“Historically, the market tends to underestimate actual Fed policy ahead of both hiking and cutting cycles: the market often prices too few rate cuts ahead of a cutting cycle and too few hikes ahead of a hiking cycle,” BofA strategists led by Meghan Swiber wrote in a note to clients on Thursday.
Many economists viewed Fed Chair Jay Powell’s press conference on May 3 as indicating a “hawkish pause,” or a lean toward pausing rate hikes while being closer to more hikes than rate cuts.
“Looking ahead, we will take a data-dependent approach in determining the extent to which additional policy firming may be appropriate,” Powell said in prepared remarks during his press conference. Powell added in response to a question about the Fed’s next move: “A decision on a pause was not made today.”
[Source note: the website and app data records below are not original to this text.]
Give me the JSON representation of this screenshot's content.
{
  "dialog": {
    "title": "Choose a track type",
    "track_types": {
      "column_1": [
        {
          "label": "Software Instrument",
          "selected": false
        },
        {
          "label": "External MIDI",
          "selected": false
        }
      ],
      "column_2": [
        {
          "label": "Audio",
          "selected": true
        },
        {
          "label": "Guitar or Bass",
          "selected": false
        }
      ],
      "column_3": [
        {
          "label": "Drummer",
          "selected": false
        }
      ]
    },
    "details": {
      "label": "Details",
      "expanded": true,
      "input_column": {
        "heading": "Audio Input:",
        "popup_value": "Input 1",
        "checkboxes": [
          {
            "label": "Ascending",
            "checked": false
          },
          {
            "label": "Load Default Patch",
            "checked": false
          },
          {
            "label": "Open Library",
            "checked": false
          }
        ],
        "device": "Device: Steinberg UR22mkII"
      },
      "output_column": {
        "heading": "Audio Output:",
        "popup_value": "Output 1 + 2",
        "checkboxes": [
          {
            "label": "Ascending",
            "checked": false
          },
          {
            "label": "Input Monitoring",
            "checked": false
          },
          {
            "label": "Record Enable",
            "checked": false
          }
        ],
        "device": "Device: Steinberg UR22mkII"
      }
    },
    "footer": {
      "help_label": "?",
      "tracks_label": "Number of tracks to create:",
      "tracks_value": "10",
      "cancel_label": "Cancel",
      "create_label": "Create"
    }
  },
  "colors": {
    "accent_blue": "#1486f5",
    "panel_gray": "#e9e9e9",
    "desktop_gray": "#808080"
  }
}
Economic data has largely broken in the Fed’s favor since. Inflation rose at its slowest annual rate in two years in April and the latest jobs report showed evidence of a large enough cooling in the labor market for the Fed to pause future rate hikes, in the view of some economists.
After the release of inflation data on on May 10, markets were pricing in a greater than 95% chance of the Fed pausing in June, according to data from the CME.
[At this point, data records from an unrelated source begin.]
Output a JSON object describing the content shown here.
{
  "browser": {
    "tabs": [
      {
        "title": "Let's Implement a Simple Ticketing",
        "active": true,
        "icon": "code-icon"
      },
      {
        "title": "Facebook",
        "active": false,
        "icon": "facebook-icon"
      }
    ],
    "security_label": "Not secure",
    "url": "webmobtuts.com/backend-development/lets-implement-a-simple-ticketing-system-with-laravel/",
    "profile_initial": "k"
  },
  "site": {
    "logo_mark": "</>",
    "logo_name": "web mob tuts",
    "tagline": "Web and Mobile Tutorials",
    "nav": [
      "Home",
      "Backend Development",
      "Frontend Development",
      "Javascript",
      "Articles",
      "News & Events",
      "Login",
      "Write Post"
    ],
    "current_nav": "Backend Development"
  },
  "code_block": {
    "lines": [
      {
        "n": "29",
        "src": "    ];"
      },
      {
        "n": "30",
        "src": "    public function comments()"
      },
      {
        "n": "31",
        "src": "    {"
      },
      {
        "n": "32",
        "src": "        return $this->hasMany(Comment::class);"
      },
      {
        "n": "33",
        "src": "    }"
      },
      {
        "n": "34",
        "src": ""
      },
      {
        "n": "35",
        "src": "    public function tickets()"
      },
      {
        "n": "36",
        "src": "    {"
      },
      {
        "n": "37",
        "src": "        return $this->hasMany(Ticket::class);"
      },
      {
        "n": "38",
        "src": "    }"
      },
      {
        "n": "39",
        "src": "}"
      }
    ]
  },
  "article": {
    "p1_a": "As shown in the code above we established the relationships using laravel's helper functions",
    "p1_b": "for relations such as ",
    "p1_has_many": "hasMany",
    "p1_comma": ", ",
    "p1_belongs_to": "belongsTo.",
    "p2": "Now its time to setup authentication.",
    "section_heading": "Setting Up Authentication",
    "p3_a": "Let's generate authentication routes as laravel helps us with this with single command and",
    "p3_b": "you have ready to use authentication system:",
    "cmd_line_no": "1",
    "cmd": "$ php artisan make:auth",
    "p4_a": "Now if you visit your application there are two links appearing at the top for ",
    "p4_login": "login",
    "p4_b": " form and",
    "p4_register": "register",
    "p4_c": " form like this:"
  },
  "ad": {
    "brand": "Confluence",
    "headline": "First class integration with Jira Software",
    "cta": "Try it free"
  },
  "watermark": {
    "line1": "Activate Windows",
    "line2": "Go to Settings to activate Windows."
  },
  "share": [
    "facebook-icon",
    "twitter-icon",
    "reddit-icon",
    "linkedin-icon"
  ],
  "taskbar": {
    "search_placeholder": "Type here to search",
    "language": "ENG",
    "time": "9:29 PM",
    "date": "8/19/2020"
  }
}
But those projections have slowly ticked down as some members of the Federal Open Market Committee — which votes on Fed policy — offer their views on the economy ahead of the Fed’s next policy announcement on June 14.
On Thursday, Dallas Fed President Lorie Logan, a voting member of the FOMC, cast doubt on pausing the Fed’s most aggressive rate hiking campaign in four decades.
“After raising the target range for the federal funds rate at each of the last 10 FOMC meetings, we have made some progress,” Logan told an audience in San Antonio. “The data in coming weeks could yet show that it is appropriate to skip a meeting. As of today, though, we aren’t there yet.”
Investors will closely listen to comments from Powell on Friday when he sits down with former Fed Chair Ben Bernanke at an event in Washington, D.C.
Data from the CME as of Thursday showed chances of a rate hike next month moved up to 36% from 28% following Logan’s comments. Stocks largely appeared unbothered, however, as the tech-heavy Nasdaq rallied more than 1% on Thursday.
“These probabilities have not been right throughout this whole cycle,” Invesco global market strategist Brian Levitt told Yahoo Finance Live on Thursday. “So, it’s possible we could see another rate hike.”
Whether the Fed elects to raise or lower rates in the coming months, however, Bank of America simply notes the magnitude of this move is likely to surprise markets.
“If the Fed does begin a cutting cycle later next year as our economists expect, the Fed may deliver more cuts than what is currently priced one year ahead,” the firm wrote.
Josh is a reporter for Yahoo Finance.